Ockham’s Razor, Bayesian Thinking & the Linda Problem
I. Ockham’s Razor
English philosopher William of Ockham on how to deal with competing hypotheses:
Simpler explanations are more likely to be correct; avoid unnecessary or improbable assumptions.
—William of Ockham
II. Bayesian Thinking
Farnam Street on how English statistician Thomas Bayes thought about chance in the 18th century:
The core of Bayesian thinking (or Bayesian updating, as it can be called) is this: given that we have limited but useful information about the world, and are constantly encountering new information, we should probably take into account what we already know when we learn something new. […]

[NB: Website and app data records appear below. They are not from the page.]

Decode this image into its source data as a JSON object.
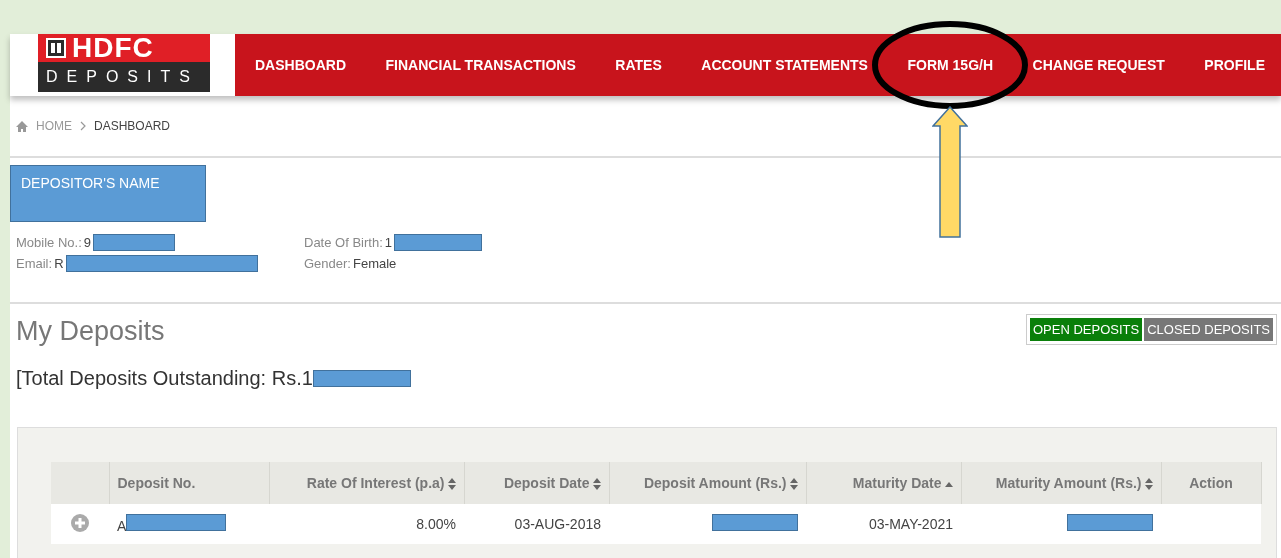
{
  "logo": {
    "brand": "HDFC",
    "sub": "DEPOSITS"
  },
  "nav": [
    {
      "label": "DASHBOARD",
      "circled": false
    },
    {
      "label": "FINANCIAL TRANSACTIONS",
      "circled": false
    },
    {
      "label": "RATES",
      "circled": false
    },
    {
      "label": "ACCOUNT STATEMENTS",
      "circled": false
    },
    {
      "label": "FORM 15G/H",
      "circled": true
    },
    {
      "label": "CHANGE REQUEST",
      "circled": false
    },
    {
      "label": "PROFILE",
      "circled": false
    }
  ],
  "breadcrumb": [
    "HOME",
    "DASHBOARD"
  ],
  "depositor": {
    "name": "DEPOSITOR'S NAME"
  },
  "info": [
    {
      "label": "Mobile No.:",
      "value": "9",
      "redacted": true
    },
    {
      "label": "Date Of Birth:",
      "value": "1",
      "redacted": true
    },
    {
      "label": "Email:",
      "value": "R",
      "redacted": true
    },
    {
      "label": "Gender:",
      "value": "Female",
      "redacted": false
    }
  ],
  "title": "My Deposits",
  "toggle": [
    {
      "label": "OPEN DEPOSITS",
      "selected": true
    },
    {
      "label": "CLOSED DEPOSITS",
      "selected": false
    }
  ],
  "total": {
    "label": "[Total Deposits Outstanding: Rs.1",
    "redacted": true
  },
  "table": {
    "columns": [
      {
        "kind": "plain"
      },
      {
        "label": "Deposit No.",
        "kind": "plain"
      },
      {
        "label": "Rate Of Interest (p.a)",
        "kind": "sortable"
      },
      {
        "label": "Deposit Date",
        "kind": "sortable"
      },
      {
        "label": "Deposit Amount (Rs.)",
        "kind": "sortable"
      },
      {
        "label": "Maturity Date",
        "kind": "sorted"
      },
      {
        "label": "Maturity Amount (Rs.)",
        "kind": "sortable"
      },
      {
        "label": "Action",
        "kind": "plain"
      }
    ],
    "rows": [
      [
        {
          "kind": "expand"
        },
        {
          "kind": "text",
          "text": "A",
          "redacted": true
        },
        {
          "kind": "text",
          "text": "8.00%",
          "redacted": false
        },
        {
          "kind": "text",
          "text": "03-AUG-2018",
          "redacted": false
        },
        {
          "kind": "text",
          "redacted": true
        },
        {
          "kind": "text",
          "text": "03-MAY-2021",
          "redacted": false
        },
        {
          "kind": "text",
          "redacted": true
        },
        {
          "kind": "empty"
        }
      ]
    ]
  }
}
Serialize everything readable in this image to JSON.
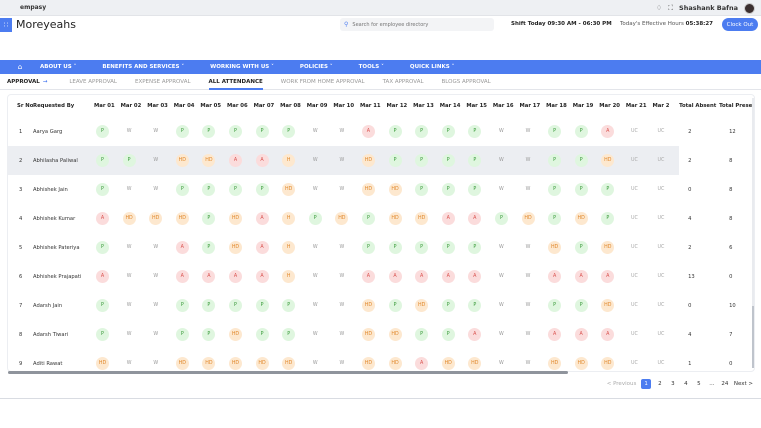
{
  "topbar": {
    "brand": "empasy",
    "user_name": "Shashank Bafna",
    "bell_icon": "bell-icon",
    "fullscreen_icon": "fullscreen-icon"
  },
  "header": {
    "title": "Moreyeahs",
    "search_placeholder": "Search for employee directory",
    "shift_text": "Shift Today 09:30 AM - 06:30 PM",
    "effective_label": "Today's Effective Hours",
    "effective_value": "05:38:27",
    "clock_out": "Clock Out"
  },
  "nav": {
    "items": [
      "ABOUT US ˅",
      "BENEFITS AND SERVICES ˅",
      "WORKING WITH US ˅",
      "POLICIES ˅",
      "TOOLS ˅",
      "QUICK LINKS ˅"
    ]
  },
  "subtabs": {
    "first": "APPROVAL",
    "items": [
      "LEAVE APPROVAL",
      "EXPENSE APPROVAL",
      "ALL ATTENDANCE",
      "WORK FROM HOME APPROVAL",
      "TAX APPROVAL",
      "BLOGS APPROVAL"
    ],
    "active_index": 2
  },
  "table": {
    "columns": [
      "Sr No.",
      "Requested By",
      "Mar 01",
      "Mar 02",
      "Mar 03",
      "Mar 04",
      "Mar 05",
      "Mar 06",
      "Mar 07",
      "Mar 08",
      "Mar 09",
      "Mar 10",
      "Mar 11",
      "Mar 12",
      "Mar 13",
      "Mar 14",
      "Mar 15",
      "Mar 16",
      "Mar 17",
      "Mar 18",
      "Mar 19",
      "Mar 20",
      "Mar 21",
      "Mar 2",
      "Total Absent",
      "Total Present"
    ],
    "rows": [
      {
        "sr": "1",
        "name": "Aarya Garg",
        "days": [
          "P",
          "W",
          "W",
          "P",
          "P",
          "P",
          "P",
          "P",
          "W",
          "W",
          "A",
          "P",
          "P",
          "P",
          "P",
          "W",
          "W",
          "P",
          "P",
          "A",
          "UC",
          "UC"
        ],
        "absent": "2",
        "present": "12"
      },
      {
        "sr": "2",
        "name": "Abhilasha Paliwal",
        "days": [
          "P",
          "P",
          "W",
          "HD",
          "HD",
          "A",
          "A",
          "H",
          "W",
          "W",
          "HD",
          "P",
          "P",
          "P",
          "P",
          "W",
          "W",
          "P",
          "P",
          "HD",
          "UC",
          "UC"
        ],
        "absent": "2",
        "present": "8"
      },
      {
        "sr": "3",
        "name": "Abhishek Jain",
        "days": [
          "P",
          "W",
          "W",
          "P",
          "P",
          "P",
          "P",
          "HD",
          "W",
          "W",
          "HD",
          "HD",
          "P",
          "P",
          "P",
          "W",
          "W",
          "P",
          "P",
          "P",
          "UC",
          "UC"
        ],
        "absent": "0",
        "present": "8"
      },
      {
        "sr": "4",
        "name": "Abhishek Kumar",
        "days": [
          "A",
          "HD",
          "HD",
          "HD",
          "P",
          "HD",
          "A",
          "H",
          "P",
          "HD",
          "P",
          "HD",
          "HD",
          "A",
          "A",
          "P",
          "HD",
          "P",
          "HD",
          "P",
          "UC",
          "UC"
        ],
        "absent": "4",
        "present": "8"
      },
      {
        "sr": "5",
        "name": "Abhishek Pateriya",
        "days": [
          "P",
          "W",
          "W",
          "A",
          "P",
          "HD",
          "A",
          "H",
          "W",
          "W",
          "P",
          "P",
          "P",
          "P",
          "P",
          "W",
          "W",
          "HD",
          "P",
          "HD",
          "UC",
          "UC"
        ],
        "absent": "2",
        "present": "6"
      },
      {
        "sr": "6",
        "name": "Abhishek Prajapati",
        "days": [
          "A",
          "W",
          "W",
          "A",
          "A",
          "A",
          "A",
          "H",
          "W",
          "W",
          "A",
          "A",
          "A",
          "A",
          "A",
          "W",
          "W",
          "A",
          "A",
          "A",
          "UC",
          "UC"
        ],
        "absent": "13",
        "present": "0"
      },
      {
        "sr": "7",
        "name": "Adarsh Jain",
        "days": [
          "P",
          "W",
          "W",
          "P",
          "P",
          "P",
          "P",
          "P",
          "W",
          "W",
          "HD",
          "P",
          "HD",
          "P",
          "P",
          "W",
          "W",
          "P",
          "P",
          "HD",
          "UC",
          "UC"
        ],
        "absent": "0",
        "present": "10"
      },
      {
        "sr": "8",
        "name": "Adarsh Tiwari",
        "days": [
          "P",
          "W",
          "W",
          "P",
          "P",
          "HD",
          "P",
          "P",
          "W",
          "W",
          "HD",
          "HD",
          "P",
          "P",
          "A",
          "W",
          "W",
          "A",
          "A",
          "A",
          "UC",
          "UC"
        ],
        "absent": "4",
        "present": "7"
      },
      {
        "sr": "9",
        "name": "Aditi Rawat",
        "days": [
          "HD",
          "W",
          "W",
          "HD",
          "HD",
          "HD",
          "HD",
          "HD",
          "W",
          "W",
          "HD",
          "HD",
          "A",
          "HD",
          "HD",
          "W",
          "W",
          "HD",
          "HD",
          "HD",
          "UC",
          "UC"
        ],
        "absent": "1",
        "present": "0"
      }
    ]
  },
  "pager": {
    "prev": "< Previous",
    "pages": [
      "1",
      "2",
      "3",
      "4",
      "5",
      "...",
      "24"
    ],
    "next": "Next >",
    "active": "1"
  },
  "colors": {
    "accent": "#4c7cf0",
    "present": "#3a9a3a",
    "absent": "#d9534f",
    "halfday": "#e0872b"
  }
}
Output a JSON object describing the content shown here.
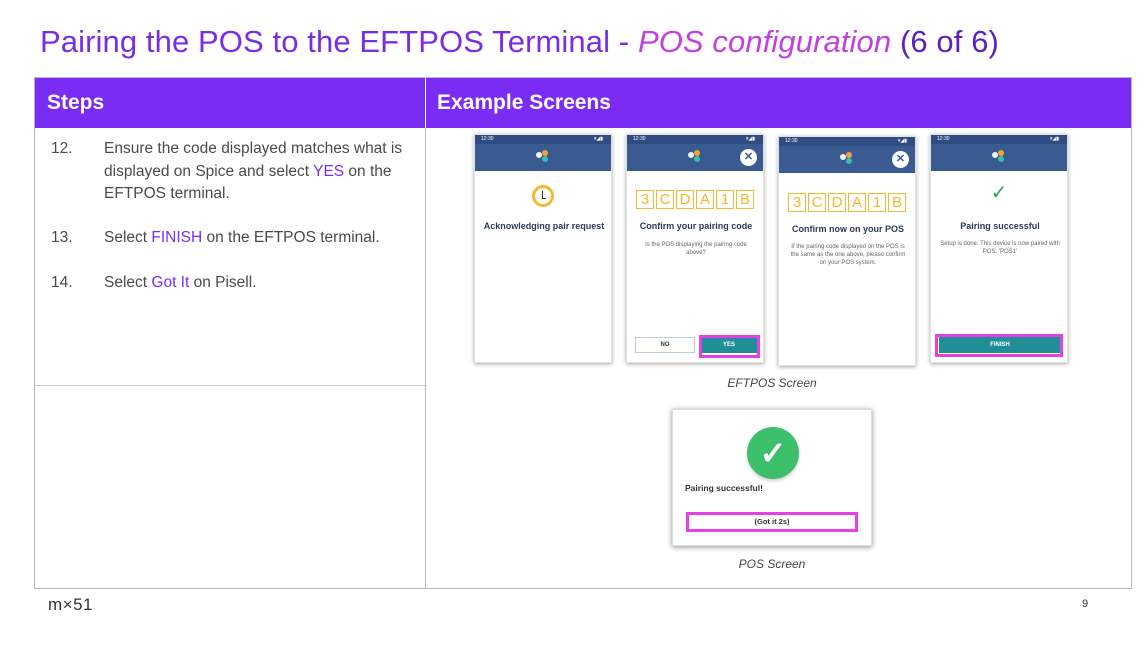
{
  "title": {
    "main": "Pairing the POS to the EFTPOS Terminal - ",
    "sub": "POS configuration",
    "count": " (6 of 6)"
  },
  "table": {
    "steps_header": "Steps",
    "screens_header": "Example Screens"
  },
  "steps": [
    {
      "num": "12.",
      "pre": "Ensure the code displayed matches what is displayed on Spice and select ",
      "highlight": "YES",
      "post": " on the EFTPOS terminal."
    },
    {
      "num": "13.",
      "pre": "Select ",
      "highlight": "FINISH",
      "post": " on the EFTPOS terminal."
    },
    {
      "num": "14.",
      "pre": "Select ",
      "highlight": "Got It",
      "post": " on Pisell."
    }
  ],
  "eftpos_screens": [
    {
      "status_time": "12:30",
      "title": "Acknowledging pair request",
      "icon": "clock-icon"
    },
    {
      "status_time": "12:30",
      "code": [
        "3",
        "C",
        "D",
        "A",
        "1",
        "B"
      ],
      "title": "Confirm your pairing code",
      "body": "Is the POS displaying the pairing code above?",
      "no_label": "NO",
      "yes_label": "YES"
    },
    {
      "status_time": "12:30",
      "code": [
        "3",
        "C",
        "D",
        "A",
        "1",
        "B"
      ],
      "title": "Confirm now on your POS",
      "body": "If the pairing code displayed on the POS is the same as the one above, please confirm on your POS system."
    },
    {
      "status_time": "12:30",
      "title": "Pairing successful",
      "body": "Setup is done. This device is now paired with POS: 'POS1'",
      "finish_label": "FINISH",
      "icon": "checkmark-icon"
    }
  ],
  "captions": {
    "eftpos": "EFTPOS Screen",
    "pos": "POS Screen"
  },
  "pos_screen": {
    "message": "Pairing successful!",
    "button_label": "(Got it 2s)"
  },
  "footer": {
    "brand": "m×51",
    "page_number": "9"
  },
  "colors": {
    "accent": "#7a2cf5",
    "highlight_box": "#e63ee8",
    "terminal_header": "#3a5a92",
    "code_digit": "#f5b82e",
    "success": "#3cbf6a"
  }
}
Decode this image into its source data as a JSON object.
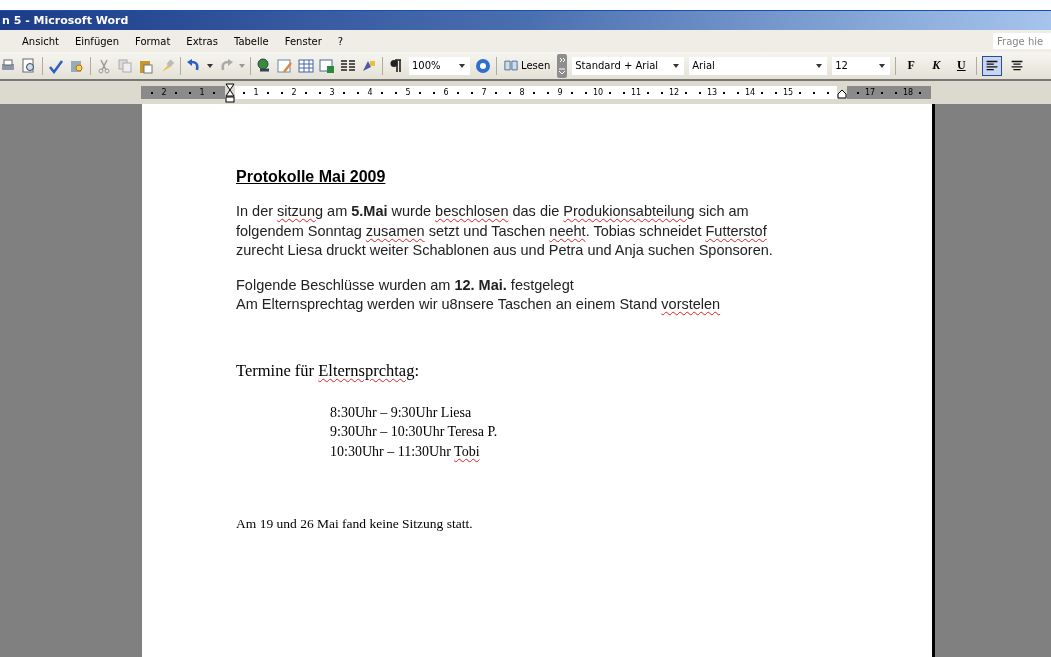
{
  "window": {
    "title": "n 5 - Microsoft Word"
  },
  "menu": [
    {
      "label": "Ansicht"
    },
    {
      "label": "Einfügen"
    },
    {
      "label": "Format"
    },
    {
      "label": "Extras"
    },
    {
      "label": "Tabelle"
    },
    {
      "label": "Fenster"
    },
    {
      "label": "?"
    }
  ],
  "help_field": {
    "placeholder": "Frage hie"
  },
  "toolbar": {
    "zoom": "100%",
    "read_button": "Lesen",
    "style": "Standard + Arial",
    "font": "Arial",
    "size": "12",
    "format_buttons": [
      {
        "label": "F",
        "kind": "bold",
        "selected": false
      },
      {
        "label": "K",
        "kind": "italic",
        "selected": false
      },
      {
        "label": "U",
        "kind": "underline",
        "selected": false
      }
    ],
    "align_left": {
      "selected": true
    }
  },
  "ruler": {
    "left_labels": [
      "2",
      "1"
    ],
    "labels": [
      "1",
      "2",
      "3",
      "4",
      "5",
      "6",
      "7",
      "8",
      "9",
      "10",
      "11",
      "12",
      "13",
      "14",
      "15"
    ],
    "right_labels": [
      "17",
      "18"
    ]
  },
  "document": [
    {
      "kind": "heading",
      "lines": [
        [
          {
            "text": "Protokolle Mai 2009"
          }
        ]
      ]
    },
    {
      "kind": "sans",
      "lines": [
        [
          {
            "text": "In der "
          },
          {
            "text": "sitzung",
            "misspelled": true
          },
          {
            "text": " am **5.Mai** wurde "
          },
          {
            "text": "beschlosen",
            "misspelled": true
          },
          {
            "text": " das die "
          },
          {
            "text": "Produkionsabteilung",
            "misspelled": true
          },
          {
            "text": " sich am"
          }
        ],
        [
          {
            "text": "folgendem Sonntag "
          },
          {
            "text": "zusamen",
            "misspelled": true
          },
          {
            "text": " setzt und Taschen "
          },
          {
            "text": "neeht",
            "misspelled": true
          },
          {
            "text": ". Tobias schneidet "
          },
          {
            "text": "Futterstof",
            "misspelled": true
          }
        ],
        [
          {
            "text": "zurecht Liesa druckt weiter Schablonen aus und Petra und Anja suchen Sponsoren."
          }
        ]
      ]
    },
    {
      "kind": "sans",
      "lines": [
        [
          {
            "text": "Folgende Beschlüsse wurden am **12. Mai.** festgelegt"
          }
        ],
        [
          {
            "text": "Am Elternsprechtag werden wir u8nsere Taschen an einem Stand "
          },
          {
            "text": "vorstelen",
            "misspelled": true
          }
        ]
      ]
    },
    {
      "kind": "serif_heading",
      "lines": [
        [
          {
            "text": "Termine für "
          },
          {
            "text": "Elternsprchtag",
            "misspelled": true
          },
          {
            "text": ":"
          }
        ]
      ]
    },
    {
      "kind": "indented",
      "lines": [
        [
          {
            "text": "8:30Uhr – 9:30Uhr Liesa"
          }
        ],
        [
          {
            "text": "9:30Uhr – 10:30Uhr Teresa P."
          }
        ],
        [
          {
            "text": "10:30Uhr – 11:30Uhr "
          },
          {
            "text": "Tobi",
            "misspelled": true
          }
        ]
      ]
    },
    {
      "kind": "serif",
      "lines": [
        [
          {
            "text": "Am  19 und 26 Mai fand keine Sitzung statt."
          }
        ]
      ]
    }
  ]
}
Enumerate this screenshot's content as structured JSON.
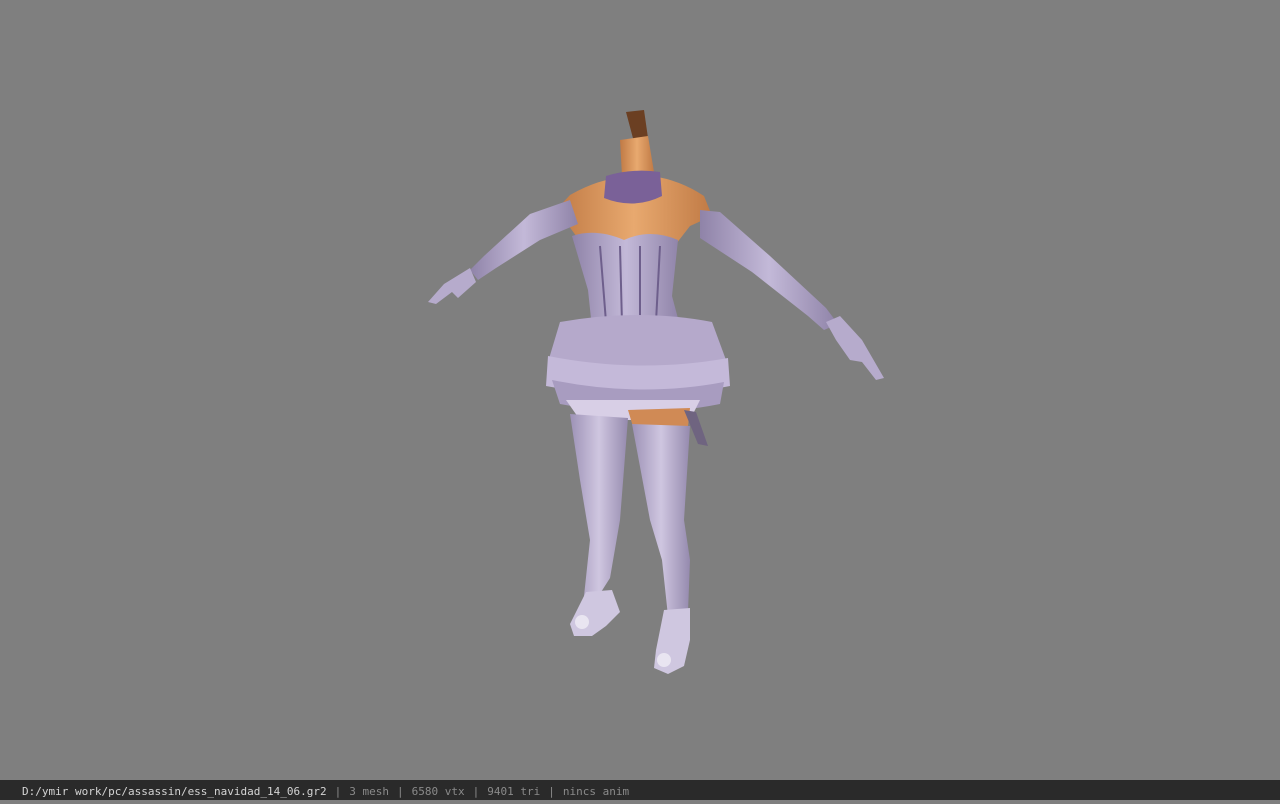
{
  "status_bar": {
    "file_path": "D:/ymir work/pc/assassin/ess_navidad_14_06.gr2",
    "separator": "|",
    "mesh_count": "3 mesh",
    "vertex_count": "6580 vtx",
    "triangle_count": "9401 tri",
    "anim_status": "nincs anim"
  },
  "colors": {
    "background": "#7f7f7f",
    "status_bar": "#2a2a2a",
    "outfit": "#b9aed0",
    "outfit_shadow": "#8c7fa6",
    "skin": "#d9975f",
    "choker": "#7a6198"
  }
}
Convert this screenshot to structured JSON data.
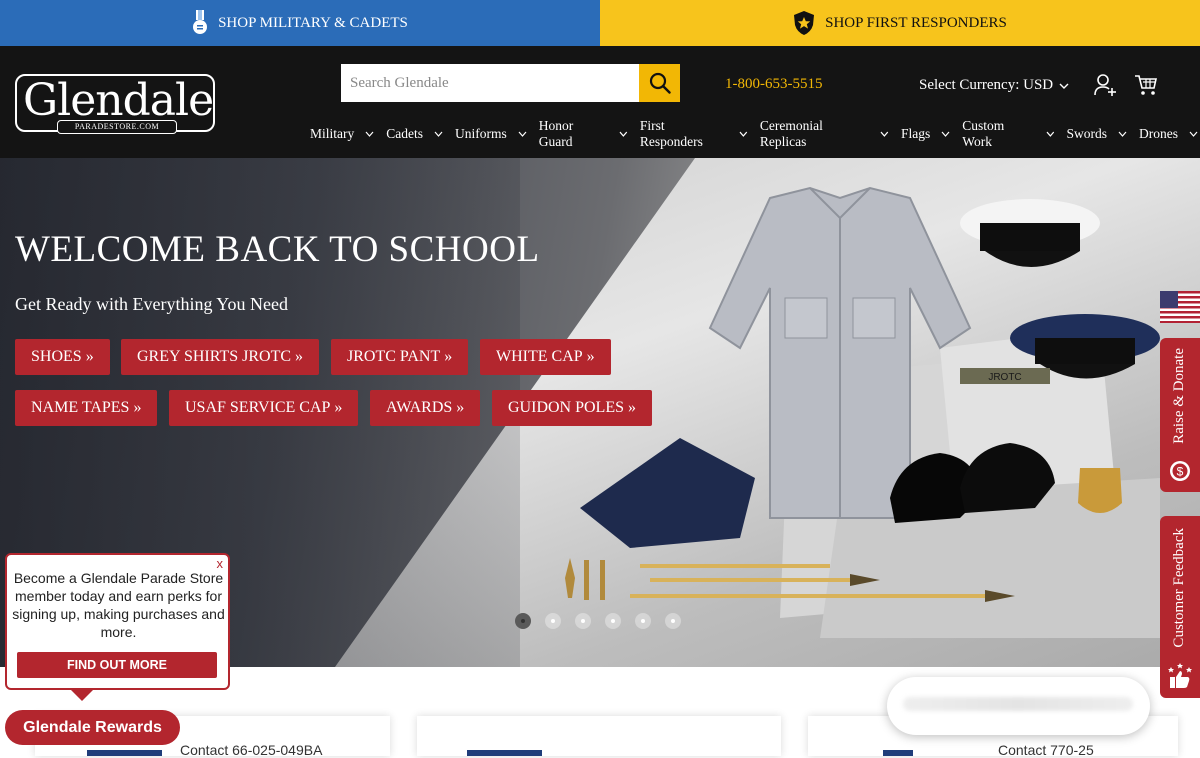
{
  "topbar": {
    "military_label": "SHOP MILITARY & CADETS",
    "military_icon": "medal-icon",
    "responders_label": "SHOP FIRST RESPONDERS",
    "responders_icon": "badge-star-icon"
  },
  "header": {
    "logo_word": "Glendale",
    "logo_sub": "PARADESTORE.COM",
    "search_placeholder": "Search Glendale",
    "phone": "1-800-653-5515",
    "currency_label": "Select Currency: USD"
  },
  "nav": [
    {
      "label": "Military"
    },
    {
      "label": "Cadets"
    },
    {
      "label": "Uniforms"
    },
    {
      "label": "Honor Guard"
    },
    {
      "label": "First Responders"
    },
    {
      "label": "Ceremonial Replicas"
    },
    {
      "label": "Flags"
    },
    {
      "label": "Custom Work"
    },
    {
      "label": "Swords"
    },
    {
      "label": "Drones"
    }
  ],
  "hero": {
    "title": "WELCOME BACK TO SCHOOL",
    "tagline": "Get Ready with Everything You Need",
    "buttons": [
      "SHOES",
      "GREY SHIRTS JROTC",
      "JROTC PANT",
      "WHITE CAP",
      "NAME TAPES",
      "USAF SERVICE CAP",
      "AWARDS",
      "GUIDON POLES"
    ],
    "name_tape_text": "JROTC",
    "slides": 6,
    "active_slide": 1
  },
  "side_tabs": {
    "donate": "Raise & Donate",
    "feedback": "Customer Feedback"
  },
  "popup": {
    "close": "x",
    "message": "Become a Glendale Parade Store member today and earn perks for signing up, making purchases and more.",
    "cta": "FIND OUT MORE"
  },
  "rewards_label": "Glendale Rewards",
  "cards": [
    {
      "text": "Contact 66-025-049BA"
    },
    {
      "text": ""
    },
    {
      "text": "Contact 770-25"
    }
  ],
  "colors": {
    "military_blue": "#2b6cb8",
    "responder_yellow": "#f7c41c",
    "brand_red": "#b3262e",
    "header_black": "#141414",
    "phone_gold": "#f2b705"
  }
}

Consider the headline “Violent Stabbings on the Rise.” Without Bayesian thinking, you might become genuinely afraid because your chances of being a victim of assault or murder is higher than it was a few months ago. But a Bayesian approach will have you putting this information into the context of what you already know about violent crime.
You know that violent crime has been declining to its lowest rates in decades. Your city is safer now than it has been since this measurement started. Let’s say your chance of being a victim of a stabbing last year was one in 10,000, or 0.01%. The article states, with accuracy, that violent crime has doubled. It is now two in 10,000, or 0.02%. Is that worth being terribly worried about? The prior information here is key. When we factor it in, we realize that our safety has not really been compromised.
III. The Linda Problem
Consider the following scenario proposed by psychologists Daniel Kahneman and Amos Tversky in the 1980s:
Linda is 31 years old, single, outspoken, and very bright. She majored in philosophy. As a student, she was deeply concerned with issues of discrimination and social justice, and also participated in anti-nuclear demonstrations.
Which is more probable?
Linda is a bank teller.
Linda is a bank teller and is active in the feminist movement.
—Kahnemann & Tversky, Judgments of and by Representativeness
If you chose no. 2 you’ve fallen for the conjunction fallacy. It states that the probability of the conjunctions can never be higher than the probability of its conjuncts.
In other words, both events combined (Linda being a bank teller and active in the feminist movement) cannot be more likely than a single event on its own. No matter how plausible Linda’s ideological leanings may sound. 🐘
Have a great week,